|Off / Standby||0.3 / 1 Watt|
|Idle|| 15.9 / 21.1 / 25.5 Watt|
74.6 / 110.2 Watt|
Key: min: , med: , max: Voltcraft VC-940
The Samsung RF710 is without a doubt a solid multimedia notebook, which most people would be happy to own. Flawless input devices and relatively low temperature and noise emissions top the list of the notebook’s positive features, making it a very easy laptop to work with. Film fans will be well served by the Blu-Ray drive, while the Intel Core i7-720QM ensures excellent application performance.
But the Samsung RF710 is not free from problems either. Our number one request would be a better screen, as the black level, contrast, and viewing angles are not even close to being appropriate for a €1,340 multimedia notebook. And Samsung has also been stingy with the ports, deciding against an ExpressCard slot or Firewire or eSATA. Along with this comes the mediocre battery life, which condemns the RF710 to a rather stationary existence. We were also slightly disappointed by the gaming performance, as the GeForce GT 420M is often overstretched by modern games when in its native resolution of 1600 x 900.

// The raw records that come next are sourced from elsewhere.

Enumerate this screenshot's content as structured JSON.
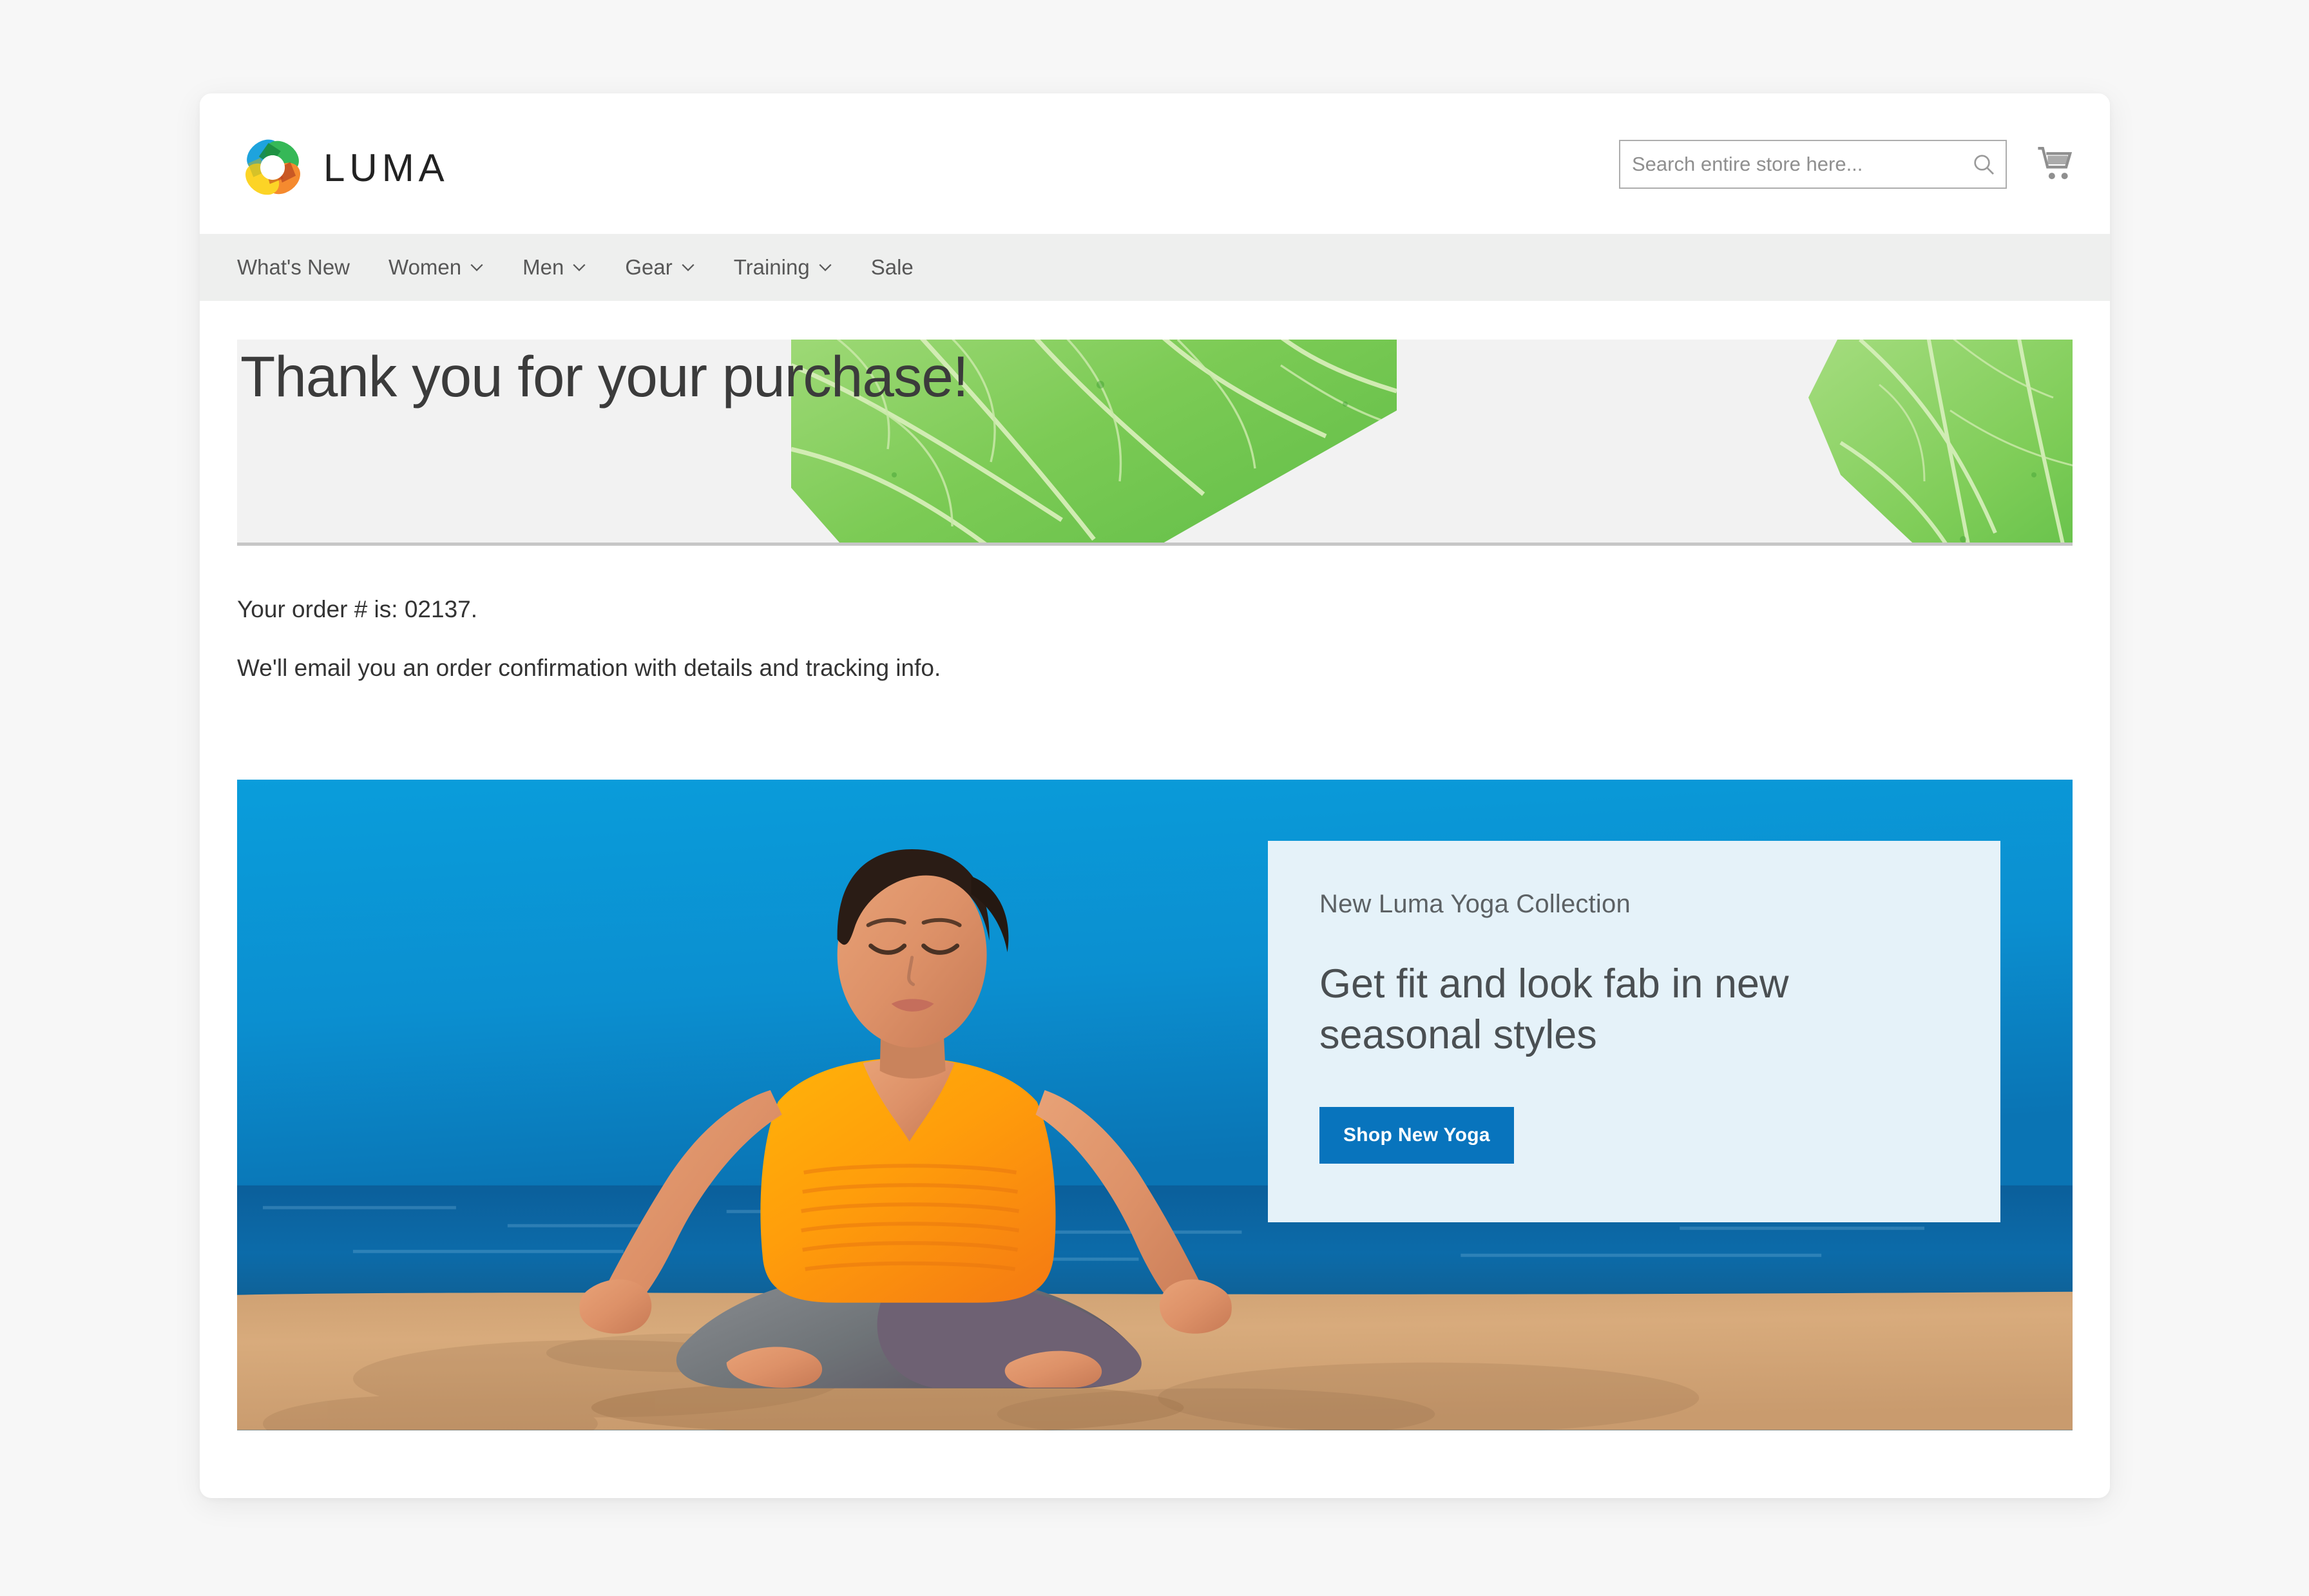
{
  "header": {
    "logo_text": "LUMA",
    "logo_icon": "luma-ring-logo",
    "search": {
      "placeholder": "Search entire store here...",
      "value": "",
      "icon": "search-icon"
    },
    "cart_icon": "shopping-cart-icon"
  },
  "nav": {
    "items": [
      {
        "label": "What's New",
        "has_caret": false
      },
      {
        "label": "Women",
        "has_caret": true
      },
      {
        "label": "Men",
        "has_caret": true
      },
      {
        "label": "Gear",
        "has_caret": true
      },
      {
        "label": "Training",
        "has_caret": true
      },
      {
        "label": "Sale",
        "has_caret": false
      }
    ],
    "caret_icon": "chevron-down-icon"
  },
  "hero": {
    "title": "Thank you for your purchase!",
    "background_image": "green-leaf-photo"
  },
  "order": {
    "number_line": "Your order # is: 02137.",
    "order_number": "02137",
    "email_line": "We'll email you an order confirmation with details and tracking info."
  },
  "promo": {
    "image": "woman-meditating-on-beach",
    "eyebrow": "New Luma Yoga Collection",
    "headline": "Get fit and look fab in new seasonal styles",
    "button_label": "Shop New Yoga"
  },
  "colors": {
    "accent_blue": "#0874bd",
    "panel_bg": "#e5f2f9",
    "nav_bg": "#eeefee",
    "hero_bg": "#f2f2f2",
    "divider": "#c6c6c6",
    "text_dark": "#333333",
    "text_muted": "#575757",
    "page_bg": "#f7f7f7"
  }
}
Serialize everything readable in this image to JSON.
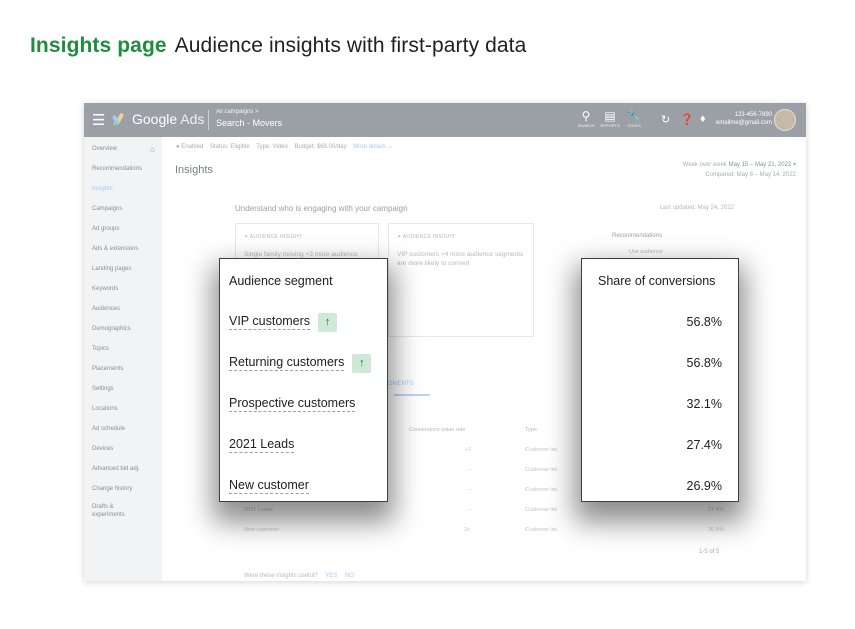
{
  "headline": {
    "title": "Insights page",
    "subtitle": "Audience insights with first-party data"
  },
  "topbar": {
    "brand_google": "Google",
    "brand_ads": "Ads",
    "breadcrumb": "All campaigns >",
    "campaign": "Search - Movers",
    "tools": [
      {
        "icon": "search-icon",
        "label": "SEARCH"
      },
      {
        "icon": "reports-icon",
        "label": "REPORTS"
      },
      {
        "icon": "wrench-icon",
        "label": "TOOLS"
      }
    ],
    "phone": "123-456-7890",
    "email": "emailme@gmail.com"
  },
  "sidebar": {
    "items": [
      {
        "label": "Overview"
      },
      {
        "label": "Recommendations"
      },
      {
        "label": "Insights"
      },
      {
        "label": "Campaigns"
      },
      {
        "label": "Ad groups"
      },
      {
        "label": "Ads & extensions"
      },
      {
        "label": "Landing pages"
      },
      {
        "label": "Keywords"
      },
      {
        "label": "Audiences"
      },
      {
        "label": "Demographics"
      },
      {
        "label": "Topics"
      },
      {
        "label": "Placements"
      },
      {
        "label": "Settings"
      },
      {
        "label": "Locations"
      },
      {
        "label": "Ad schedule"
      },
      {
        "label": "Devices"
      },
      {
        "label": "Advanced bid adj."
      },
      {
        "label": "Change history"
      },
      {
        "label": "Drafts & experiments"
      }
    ]
  },
  "status": {
    "enabled": "Enabled",
    "status": "Status: Eligible",
    "type": "Type: Video",
    "budget": "Budget: $68.00/day",
    "more": "More details"
  },
  "page_title": "Insights",
  "daterange": {
    "label": "Week over week",
    "range": "May 15 – May 21, 2022",
    "compared": "Compared: May 8 – May 14, 2022"
  },
  "understand": "Understand who is engaging with your campaign",
  "updated": "Last updated: May 24, 2022",
  "insight_cards": [
    {
      "kicker": "AUDIENCE INSIGHT",
      "text": "Single family moving +3 more audience"
    },
    {
      "kicker": "AUDIENCE INSIGHT",
      "text": "VIP customers +4 more audience segments are more likely to convert"
    }
  ],
  "recommendations": {
    "title": "Recommendations",
    "item": "Use audience"
  },
  "tab_label": "SEGMENTS",
  "table_headers": {
    "value_rate": "Conversions value rate",
    "type": "Type"
  },
  "bg_rows": [
    {
      "rate": "+1",
      "type": "Customer list"
    },
    {
      "rate": "–",
      "type": "Customer list"
    },
    {
      "rate": "–",
      "type": "Customer list"
    },
    {
      "name": "2021 Leads",
      "rate": "–",
      "type": "Customer list",
      "share": "27.4%"
    },
    {
      "name": "New customer",
      "rate": "2x",
      "type": "Customer list",
      "share": "26.9%"
    }
  ],
  "paging": "1-5 of 5",
  "feedback": {
    "question": "Were these insights useful?",
    "yes": "YES",
    "no": "NO"
  },
  "segment_panel": {
    "header": "Audience segment",
    "rows": [
      {
        "name": "VIP customers",
        "trend_up": true
      },
      {
        "name": "Returning customers",
        "trend_up": true
      },
      {
        "name": "Prospective customers",
        "trend_up": false
      },
      {
        "name": "2021 Leads",
        "trend_up": false
      },
      {
        "name": "New customer",
        "trend_up": false
      }
    ]
  },
  "share_panel": {
    "header": "Share of conversions",
    "values": [
      "56.8%",
      "56.8%",
      "32.1%",
      "27.4%",
      "26.9%"
    ]
  },
  "colors": {
    "accent_green": "#1e8e3e",
    "badge_bg": "#ceead6",
    "badge_fg": "#137333",
    "topbar": "#9aa0a6"
  }
}
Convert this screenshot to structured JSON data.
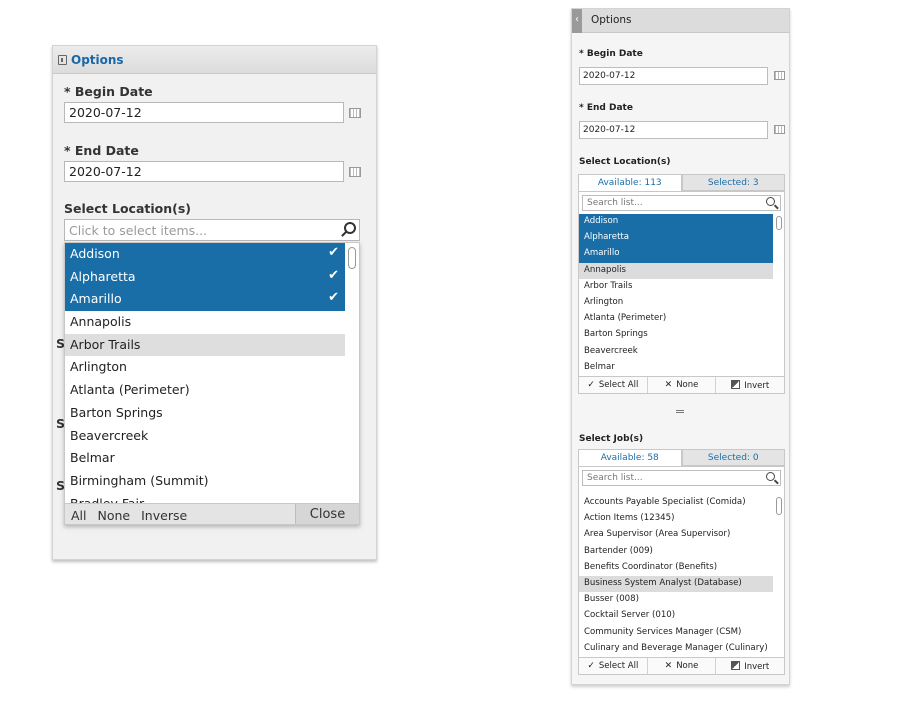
{
  "left": {
    "title": "Options",
    "begin_label": "* Begin Date",
    "begin_value": "2020-07-12",
    "end_label": "* End Date",
    "end_value": "2020-07-12",
    "location_label": "Select Location(s)",
    "search_placeholder": "Click to select items...",
    "ghost_letters": [
      "S",
      "S",
      "S"
    ],
    "items": [
      {
        "label": "Addison",
        "selected": true
      },
      {
        "label": "Alpharetta",
        "selected": true
      },
      {
        "label": "Amarillo",
        "selected": true
      },
      {
        "label": "Annapolis"
      },
      {
        "label": "Arbor Trails",
        "hover": true
      },
      {
        "label": "Arlington"
      },
      {
        "label": "Atlanta (Perimeter)"
      },
      {
        "label": "Barton Springs"
      },
      {
        "label": "Beavercreek"
      },
      {
        "label": "Belmar"
      },
      {
        "label": "Birmingham (Summit)"
      },
      {
        "label": "Bradley Fair"
      }
    ],
    "footer": {
      "all": "All",
      "none": "None",
      "inverse": "Inverse",
      "close": "Close"
    }
  },
  "right": {
    "title": "Options",
    "begin_label": "* Begin Date",
    "begin_value": "2020-07-12",
    "end_label": "* End Date",
    "end_value": "2020-07-12",
    "location": {
      "label": "Select Location(s)",
      "tab_available": "Available: 113",
      "tab_selected": "Selected: 3",
      "search_placeholder": "Search list...",
      "items": [
        {
          "label": "Addison",
          "selected": true
        },
        {
          "label": "Alpharetta",
          "selected": true
        },
        {
          "label": "Amarillo",
          "selected": true
        },
        {
          "label": "Annapolis",
          "hover": true
        },
        {
          "label": "Arbor Trails"
        },
        {
          "label": "Arlington"
        },
        {
          "label": "Atlanta (Perimeter)"
        },
        {
          "label": "Barton Springs"
        },
        {
          "label": "Beavercreek"
        },
        {
          "label": "Belmar"
        }
      ]
    },
    "job": {
      "label": "Select Job(s)",
      "tab_available": "Available: 58",
      "tab_selected": "Selected: 0",
      "search_placeholder": "Search list...",
      "items": [
        {
          "label": "Accounts Payable Specialist (Comida)"
        },
        {
          "label": "Action Items (12345)"
        },
        {
          "label": "Area Supervisor (Area Supervisor)"
        },
        {
          "label": "Bartender (009)"
        },
        {
          "label": "Benefits Coordinator (Benefits)"
        },
        {
          "label": "Business System Analyst (Database)",
          "hover": true
        },
        {
          "label": "Busser (008)"
        },
        {
          "label": "Cocktail Server (010)"
        },
        {
          "label": "Community Services Manager (CSM)"
        },
        {
          "label": "Culinary and Beverage Manager (Culinary)"
        }
      ]
    },
    "footer": {
      "select_all": "Select All",
      "none": "None",
      "invert": "Invert"
    }
  },
  "colors": {
    "accent": "#1a6ea8",
    "title_blue": "#1a67a8",
    "hover": "#dedede"
  }
}
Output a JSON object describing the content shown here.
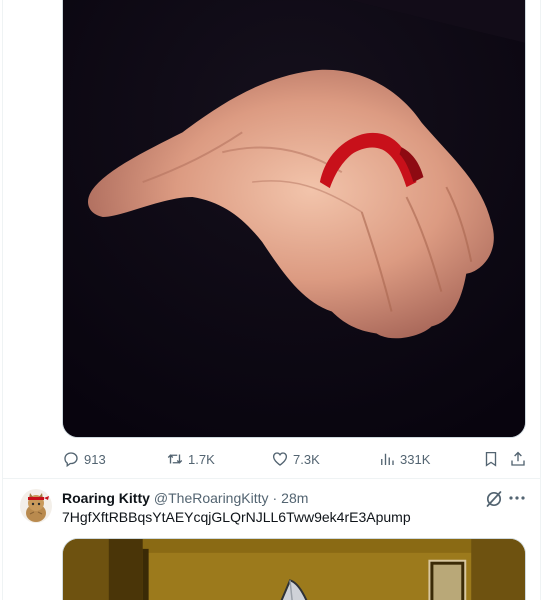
{
  "first_tweet": {
    "media": {
      "alt": "",
      "icon": "hand-with-red-ribbon-image"
    },
    "actions": {
      "replies": "913",
      "reposts": "1.7K",
      "likes": "7.3K",
      "views": "331K"
    }
  },
  "second_tweet": {
    "display_name": "Roaring Kitty",
    "handle": "@TheRoaringKitty",
    "separator": "·",
    "time": "28m",
    "text": "7HgfXftRBBqsYtAEYcqjGLQrNJLL6Tww9ek4rE3Apump",
    "avatar_icon": "cat-avatar-icon",
    "media_icon": "gold-room-image"
  },
  "colors": {
    "text_primary": "#0f1419",
    "text_secondary": "#536471",
    "border": "#eff3f4",
    "media_border": "#cfd9de",
    "ribbon_red": "#c8101a",
    "media_bg_dark": "#0d0614",
    "media_bg_gold": "#9c7a1c"
  }
}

In short: if you can live with reduced portability, a limited selection of ports and a not particularly high-quality display, the Samsung RF710 could be a good pick for you. The RF710 is available from around €1,300 from a range of online stores.